The third book in Elena Ferrante's Neapolitan series, Those Who Leave and Those Who Stay, has been attracting incredible reviews.
The New York Times review of Those Who Leave and Those Who Stay opens with 'Elena Ferrante is one of the great novelists of our time', concluding, 'in these bold, gorgeous, relentless novels, Ferrante traces the deep connections between the political and the domestic.

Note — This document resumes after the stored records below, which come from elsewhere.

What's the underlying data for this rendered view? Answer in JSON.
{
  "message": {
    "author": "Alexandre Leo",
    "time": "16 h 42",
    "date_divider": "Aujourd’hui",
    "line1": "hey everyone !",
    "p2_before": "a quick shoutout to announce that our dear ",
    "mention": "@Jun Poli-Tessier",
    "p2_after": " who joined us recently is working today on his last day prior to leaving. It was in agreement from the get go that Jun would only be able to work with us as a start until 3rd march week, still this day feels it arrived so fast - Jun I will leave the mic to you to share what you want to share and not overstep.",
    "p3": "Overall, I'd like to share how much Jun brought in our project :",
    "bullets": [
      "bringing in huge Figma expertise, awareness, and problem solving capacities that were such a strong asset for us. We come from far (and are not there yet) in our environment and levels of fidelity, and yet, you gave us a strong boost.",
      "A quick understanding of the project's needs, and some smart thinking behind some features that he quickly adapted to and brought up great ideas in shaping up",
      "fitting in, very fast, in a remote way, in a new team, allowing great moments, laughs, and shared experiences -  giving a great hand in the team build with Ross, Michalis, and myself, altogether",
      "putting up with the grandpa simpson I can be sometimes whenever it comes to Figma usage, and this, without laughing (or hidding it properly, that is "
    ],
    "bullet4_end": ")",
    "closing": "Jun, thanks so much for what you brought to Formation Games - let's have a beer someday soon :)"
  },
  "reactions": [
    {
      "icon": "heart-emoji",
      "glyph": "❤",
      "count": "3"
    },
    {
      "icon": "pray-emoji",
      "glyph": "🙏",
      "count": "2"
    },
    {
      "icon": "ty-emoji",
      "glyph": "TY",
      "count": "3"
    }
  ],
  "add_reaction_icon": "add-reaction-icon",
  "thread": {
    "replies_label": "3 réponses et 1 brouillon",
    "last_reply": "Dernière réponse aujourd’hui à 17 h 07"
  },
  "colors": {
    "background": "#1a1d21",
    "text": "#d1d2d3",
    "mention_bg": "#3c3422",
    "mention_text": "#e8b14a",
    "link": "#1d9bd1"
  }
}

This is a new version of the way we live now—one we need, one told brilliantly, by a woman.'
'Nothing you read about Elena Ferrante’s work prepares you for the ferocity of it,' says Amy Rowland, also writing in the New York Times. 'And with each new novel in her revelatory Neapolitan series, she unprepares you all over again.'
'Ferrante writes with the kind of power saved for weather systems with female names, sparing no one,' says the LA Times. 'Those Who Stay is a tour de force. I don't want to read anything else.'
The New Yorker focuses on the friendship between Elena and Lila that is the driving force of the series: 'When the friends talk, Elena writes, their conversations “ignited my brain...we tore the words from each other’s mouth, creating an excitement that seemed like a storm of electrical charges.” This is the sensation that I recognized in reading Ferrante: a hungry, relentless urge to keep going, the same feeling that drives you to borrow all someone’s clothes, or pinch them as hard as you can when they don’t understand you. Ferrante shows us the friction that generates human heat—she reminds us what the experience of liking is like.'
'This volume in particular is engrossing both in its richly detailed story and also in its greater concern with larger narrative issues,' says the LA Review of Books. 'The powerful intertwining of writing a life and living a life has a central role throughout.'
'Reading Ferrante is an extraordinary experience,' says the Boston Globe. 'There’s a powerful and unsettling candor in her writing...the inner lives of Ferrante’s two female protagonists are as urgently real as the very different external worlds through which they move.'
'Ferrante reveals herself in these novels as a masterful writer,' says the Quarterly Conversation. 'Those Who Leave and Those Who Stay is as stunning an installment as its predecessors...Reading these novels, one becomes so immersed in the world of the characters that even an offhand comment from a minor acquaintance can (and often does) carry the force of revelation—the books are nearly impossible to put down.'
'Perhaps because of the freedom afforded by anonymity, Ferrante’s work feels intensely personal—written, as the reclusive author believes all fiction should be, “as if your innermost self had been ransacked”,' says Slate. 'In Ann Goldstein’s English translations, Ferrante’s sentences have an incantatory power, as well as profound psychological and cultural insights.'
The Independent admires Ferrante, 'an expert above all at the rhythm of plotting...Whether it's work, family friends or sex—and Ferrante, perhaps thank to her anonymity as an author, is blisteringly good on bad sex—our greatest mistakes in life aren't isolated acts; we rehearse them over and over until we get them as badly wrong as we can.'
'Ferrante is one of the finest novelists working today,' says the National Post. 'It is difficult to find a more beautiful evocation of a lifelong friendship than the one found in the pages of Ferrante’s Neapolitan novels.'
'Ferrante's singularity is to make a glory of introspection and turn it into theatre,' says the Sunday Telegraph. 'There's a dark ardour present in her writing, and a thrilling physicality to her metaphors...Her charting of the rivalries and sheer inscrutability of female friendship is raw. This is high-stakes, subversive literature.'
Music & Literature says of Ferrante's novels, 'They capture not only the intimate musings of a narrator who grows up before our eyes but a panorama of postwar Italy, intricately peopled with a vital supporting cast, including the indelible Lila...While each of her novels is uniquely beguiling, they interrogate a shared set of concerns and obsessions, with bracing narrative frankness. The cumulative effect of her oeuvre is that of reading the distillation of someone’s deepest, most furtive thoughts.'
'For me the passion to write never coincided with the desire to become a writer. The passion was by its nature private.' Elena Ferrante gives a rare interview in Vogue.
Open Letters Monthly considers the critical reception of Elena Ferrante's work.
Three writers celebrate the elusive Ferrante in T Magazine.